▶ [Exercise prompt]:
Show every line in the records below that contains the word "shoovy".

▶ [Given entries]:
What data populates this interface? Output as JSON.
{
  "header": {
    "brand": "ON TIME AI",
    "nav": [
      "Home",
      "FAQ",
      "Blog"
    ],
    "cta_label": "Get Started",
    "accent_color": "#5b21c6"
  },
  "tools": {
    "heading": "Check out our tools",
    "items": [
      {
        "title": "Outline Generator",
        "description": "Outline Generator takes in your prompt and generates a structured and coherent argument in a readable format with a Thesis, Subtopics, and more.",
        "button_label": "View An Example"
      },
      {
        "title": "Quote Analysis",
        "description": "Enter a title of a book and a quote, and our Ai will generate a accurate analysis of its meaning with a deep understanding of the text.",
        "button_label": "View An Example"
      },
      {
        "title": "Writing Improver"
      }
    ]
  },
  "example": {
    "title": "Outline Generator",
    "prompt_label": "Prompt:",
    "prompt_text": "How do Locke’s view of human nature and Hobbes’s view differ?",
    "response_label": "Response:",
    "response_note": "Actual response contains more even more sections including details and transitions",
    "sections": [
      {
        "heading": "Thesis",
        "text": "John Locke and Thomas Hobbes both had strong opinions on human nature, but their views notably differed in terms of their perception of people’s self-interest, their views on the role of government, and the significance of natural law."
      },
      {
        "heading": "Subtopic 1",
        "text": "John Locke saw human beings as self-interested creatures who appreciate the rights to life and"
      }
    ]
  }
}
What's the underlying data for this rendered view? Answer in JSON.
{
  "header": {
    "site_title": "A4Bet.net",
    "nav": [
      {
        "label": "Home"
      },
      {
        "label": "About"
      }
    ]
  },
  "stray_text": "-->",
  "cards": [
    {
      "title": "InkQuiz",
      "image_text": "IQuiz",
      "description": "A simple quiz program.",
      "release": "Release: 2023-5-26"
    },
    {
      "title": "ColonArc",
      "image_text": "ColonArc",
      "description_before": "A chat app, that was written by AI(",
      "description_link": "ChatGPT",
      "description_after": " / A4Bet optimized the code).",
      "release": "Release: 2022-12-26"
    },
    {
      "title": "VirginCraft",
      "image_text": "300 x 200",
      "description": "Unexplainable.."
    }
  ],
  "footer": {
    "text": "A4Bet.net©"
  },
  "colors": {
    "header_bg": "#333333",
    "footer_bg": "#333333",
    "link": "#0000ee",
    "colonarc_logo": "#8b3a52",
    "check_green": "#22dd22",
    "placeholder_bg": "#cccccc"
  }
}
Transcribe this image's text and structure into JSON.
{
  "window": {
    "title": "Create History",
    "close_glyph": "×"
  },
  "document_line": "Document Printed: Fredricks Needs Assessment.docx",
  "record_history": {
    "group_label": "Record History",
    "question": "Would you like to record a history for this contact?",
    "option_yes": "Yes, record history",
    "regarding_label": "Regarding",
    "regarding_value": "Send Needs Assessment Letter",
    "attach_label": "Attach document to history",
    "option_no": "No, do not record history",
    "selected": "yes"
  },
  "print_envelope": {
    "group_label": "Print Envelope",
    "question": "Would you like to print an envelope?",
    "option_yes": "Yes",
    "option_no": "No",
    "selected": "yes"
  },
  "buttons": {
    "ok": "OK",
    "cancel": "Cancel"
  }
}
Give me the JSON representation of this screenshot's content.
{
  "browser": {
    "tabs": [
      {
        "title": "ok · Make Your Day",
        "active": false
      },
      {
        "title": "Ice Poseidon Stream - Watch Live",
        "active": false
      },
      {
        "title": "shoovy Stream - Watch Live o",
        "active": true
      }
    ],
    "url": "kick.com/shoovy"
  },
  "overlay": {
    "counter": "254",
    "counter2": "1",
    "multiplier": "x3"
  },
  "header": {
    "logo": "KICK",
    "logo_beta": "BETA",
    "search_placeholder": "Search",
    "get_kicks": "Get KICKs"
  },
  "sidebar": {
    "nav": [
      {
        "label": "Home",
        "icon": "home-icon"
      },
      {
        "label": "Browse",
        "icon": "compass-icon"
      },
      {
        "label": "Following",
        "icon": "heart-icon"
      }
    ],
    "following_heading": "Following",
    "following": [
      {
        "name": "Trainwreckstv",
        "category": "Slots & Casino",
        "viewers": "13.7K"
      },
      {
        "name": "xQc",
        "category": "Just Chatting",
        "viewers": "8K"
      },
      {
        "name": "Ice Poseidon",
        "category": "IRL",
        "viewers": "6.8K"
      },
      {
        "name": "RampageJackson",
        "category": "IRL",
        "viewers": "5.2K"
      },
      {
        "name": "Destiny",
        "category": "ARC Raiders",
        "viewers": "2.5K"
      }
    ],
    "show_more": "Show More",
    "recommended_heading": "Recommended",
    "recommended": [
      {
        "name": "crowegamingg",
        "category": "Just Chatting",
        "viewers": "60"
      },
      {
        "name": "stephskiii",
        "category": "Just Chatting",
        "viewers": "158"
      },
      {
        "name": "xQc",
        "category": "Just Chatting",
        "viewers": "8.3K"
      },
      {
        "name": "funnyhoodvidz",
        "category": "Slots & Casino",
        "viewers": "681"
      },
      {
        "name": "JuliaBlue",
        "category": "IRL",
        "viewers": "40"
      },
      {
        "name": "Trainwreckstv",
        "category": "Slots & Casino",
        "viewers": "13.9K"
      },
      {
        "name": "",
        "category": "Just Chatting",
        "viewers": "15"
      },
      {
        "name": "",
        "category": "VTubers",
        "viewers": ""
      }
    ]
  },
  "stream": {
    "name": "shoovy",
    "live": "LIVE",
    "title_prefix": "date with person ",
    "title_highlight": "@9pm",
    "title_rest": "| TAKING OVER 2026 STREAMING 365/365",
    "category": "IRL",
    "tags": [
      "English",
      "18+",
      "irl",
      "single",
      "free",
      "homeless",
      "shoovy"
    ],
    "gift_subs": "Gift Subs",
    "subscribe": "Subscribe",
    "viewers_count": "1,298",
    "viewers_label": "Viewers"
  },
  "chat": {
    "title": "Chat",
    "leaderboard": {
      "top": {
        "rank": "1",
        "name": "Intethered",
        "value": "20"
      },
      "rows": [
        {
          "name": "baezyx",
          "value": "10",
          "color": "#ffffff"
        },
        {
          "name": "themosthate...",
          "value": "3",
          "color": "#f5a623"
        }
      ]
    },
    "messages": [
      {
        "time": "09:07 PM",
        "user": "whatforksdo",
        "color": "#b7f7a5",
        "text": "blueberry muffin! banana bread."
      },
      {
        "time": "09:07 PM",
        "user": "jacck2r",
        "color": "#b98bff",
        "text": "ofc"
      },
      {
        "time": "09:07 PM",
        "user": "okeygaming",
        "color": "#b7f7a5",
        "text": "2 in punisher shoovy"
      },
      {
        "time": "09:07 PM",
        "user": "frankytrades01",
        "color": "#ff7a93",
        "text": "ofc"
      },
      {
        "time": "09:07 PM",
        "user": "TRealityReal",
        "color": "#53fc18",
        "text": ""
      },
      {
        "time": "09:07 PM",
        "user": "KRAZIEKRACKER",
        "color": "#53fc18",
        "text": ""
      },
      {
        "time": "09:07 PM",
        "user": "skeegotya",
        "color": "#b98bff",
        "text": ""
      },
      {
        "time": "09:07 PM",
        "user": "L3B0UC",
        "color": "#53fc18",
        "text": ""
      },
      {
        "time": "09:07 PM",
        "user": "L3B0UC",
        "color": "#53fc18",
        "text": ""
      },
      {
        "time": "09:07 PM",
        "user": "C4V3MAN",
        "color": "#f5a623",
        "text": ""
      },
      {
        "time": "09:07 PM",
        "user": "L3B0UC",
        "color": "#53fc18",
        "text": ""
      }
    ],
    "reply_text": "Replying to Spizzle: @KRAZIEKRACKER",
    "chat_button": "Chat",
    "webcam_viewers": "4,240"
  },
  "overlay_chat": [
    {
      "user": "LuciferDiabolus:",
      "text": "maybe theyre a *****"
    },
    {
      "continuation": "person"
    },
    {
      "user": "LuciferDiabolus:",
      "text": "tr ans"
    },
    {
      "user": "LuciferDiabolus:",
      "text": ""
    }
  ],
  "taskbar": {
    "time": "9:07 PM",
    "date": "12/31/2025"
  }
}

▶ [Written answer]:
        "title": "shoovy Stream - Watch Live o",
    "url": "kick.com/shoovy"
    "name": "shoovy",
      "shoovy"
        "text": "2 in punisher shoovy"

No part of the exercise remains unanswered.